The result was that the Aperions sounded slightly lean from about 1kHz on down, with some voices and instruments lacking weight and authority. This may prove a bigger deal for fans of more raucous music. With something such as The Prodigy’s "Spitfire," from Always Outnumbered, Never Outgunned (16/44.1 AIFF, XL), a punchy track that begs to be played loud (and features the voice of actress Juliette Lewis), this manifested itself in the form of drum work and heavy electronic beats that lacked bite and authority. That said, bass extension down to 50-60Hz sounded quite believable, and the 5Ts played admirably loud, remaining commendably composed as the volume continued to rise.
A few weeks short of receiving for review Definitive Technology’s BP-8020ST bipolar tower speaker ($1198/pair), I resorted to comparing the Aperion Intimus 5T with Audioengine’s smaller and less expensive 5+ ($469/pair). This bamboo-finished bookshelf model actually has a nicer finish than the Aperion’s Medium Cherry, but I found the 5+’s finish to be exceptional for its price. The 5+s also produced slightly deeper and more authoritative bass, but this was likely due to their built-in amplifiers. Other than that, the Aperion was the superior loudspeaker in every way. It cast a larger, deeper soundstage, was more articulate across the audioband, and could play more loudly and cohesively when pushed.

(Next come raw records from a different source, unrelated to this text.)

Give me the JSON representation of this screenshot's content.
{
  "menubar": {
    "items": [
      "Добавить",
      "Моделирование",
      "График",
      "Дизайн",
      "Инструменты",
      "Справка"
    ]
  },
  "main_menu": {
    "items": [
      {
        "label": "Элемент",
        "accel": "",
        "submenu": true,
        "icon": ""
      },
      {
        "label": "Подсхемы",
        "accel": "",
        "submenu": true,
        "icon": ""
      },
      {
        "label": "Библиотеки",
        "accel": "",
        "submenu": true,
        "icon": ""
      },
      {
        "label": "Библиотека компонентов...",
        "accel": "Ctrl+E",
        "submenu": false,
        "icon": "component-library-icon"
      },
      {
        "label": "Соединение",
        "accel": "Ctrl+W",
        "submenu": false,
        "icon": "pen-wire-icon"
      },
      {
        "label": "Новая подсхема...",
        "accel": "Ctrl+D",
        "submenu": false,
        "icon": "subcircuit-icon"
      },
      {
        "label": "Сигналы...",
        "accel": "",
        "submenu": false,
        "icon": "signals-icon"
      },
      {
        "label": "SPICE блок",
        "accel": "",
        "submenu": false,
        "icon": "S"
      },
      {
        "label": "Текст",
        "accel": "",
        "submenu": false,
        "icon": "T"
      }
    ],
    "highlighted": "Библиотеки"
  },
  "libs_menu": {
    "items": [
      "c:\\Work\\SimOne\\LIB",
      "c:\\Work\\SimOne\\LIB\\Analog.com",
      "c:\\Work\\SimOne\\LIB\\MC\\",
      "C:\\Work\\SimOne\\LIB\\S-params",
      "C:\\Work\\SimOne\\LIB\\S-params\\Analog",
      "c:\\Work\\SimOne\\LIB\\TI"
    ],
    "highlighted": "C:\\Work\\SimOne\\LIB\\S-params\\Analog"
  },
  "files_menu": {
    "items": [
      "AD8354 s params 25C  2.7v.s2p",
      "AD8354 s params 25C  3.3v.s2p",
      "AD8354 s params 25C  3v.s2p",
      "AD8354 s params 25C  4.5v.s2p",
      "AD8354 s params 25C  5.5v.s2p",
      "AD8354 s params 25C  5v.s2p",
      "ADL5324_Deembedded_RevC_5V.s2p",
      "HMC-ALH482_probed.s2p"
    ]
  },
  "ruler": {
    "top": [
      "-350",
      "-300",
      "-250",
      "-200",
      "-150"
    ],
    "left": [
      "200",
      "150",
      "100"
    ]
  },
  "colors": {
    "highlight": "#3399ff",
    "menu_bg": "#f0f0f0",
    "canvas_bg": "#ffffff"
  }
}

While GoldenEar Technology’s Triton Three ($2000/pair) produced substantially more bass and a more refined overall sound than the Aperion -- at more than twice the price -- I was surprised that the 5Ts produced a similarly wide soundstage that extended almost as deeply as the GoldenEars’. Big sound from an appreciably smaller loudspeaker.
I made a mistake with Aperion’s Intimus 5T loudspeaker that I won’t make again: I judged it, harshly, before giving it a chance. It’s an attractive and thoughtfully designed package that purports to be nothing other than what it is. It forgoes deep bass to focus on producing an expansive, evenhanded sound with admirable imaging. And with its ten-year warranty on drivers and 30-day guarantee, with free shipping both ways, the interested listener can sample a pair without risk. Bearing in mind Aperion’s return rate of less than 5%, the odds heavily favor the 5T making only a one-way trip.
. . . Hans Wetzel
- Speakers -- GoldenEar Technology Triton Three, Audioengine 5+
- Amplifier -- Peachtree Audio Power220
- Preamplifier -- Krell KAV-300il
- Source -- Apple MacBook Pro running Songbird and iTunes; TEAC UD-H01 DAC
- Speaker cables -- Dynamique Audio Caparo
- Interconnects -- DH Labs Silver Sonic USB, MIT RCA, Nordost Blue Heaven LS XLR
- Power cables -- Nordost Blue Heaven LS
Aperion Audio Intimus 5T Loudspeakers
Price: $790 USD per pair.
Warranty: Ten years on drivers; five years on cabinets.
18151 SW Boones Ferry Road
Portland, OR 97224
Phone: (888) 880-8992
Fax: (503) 598-8831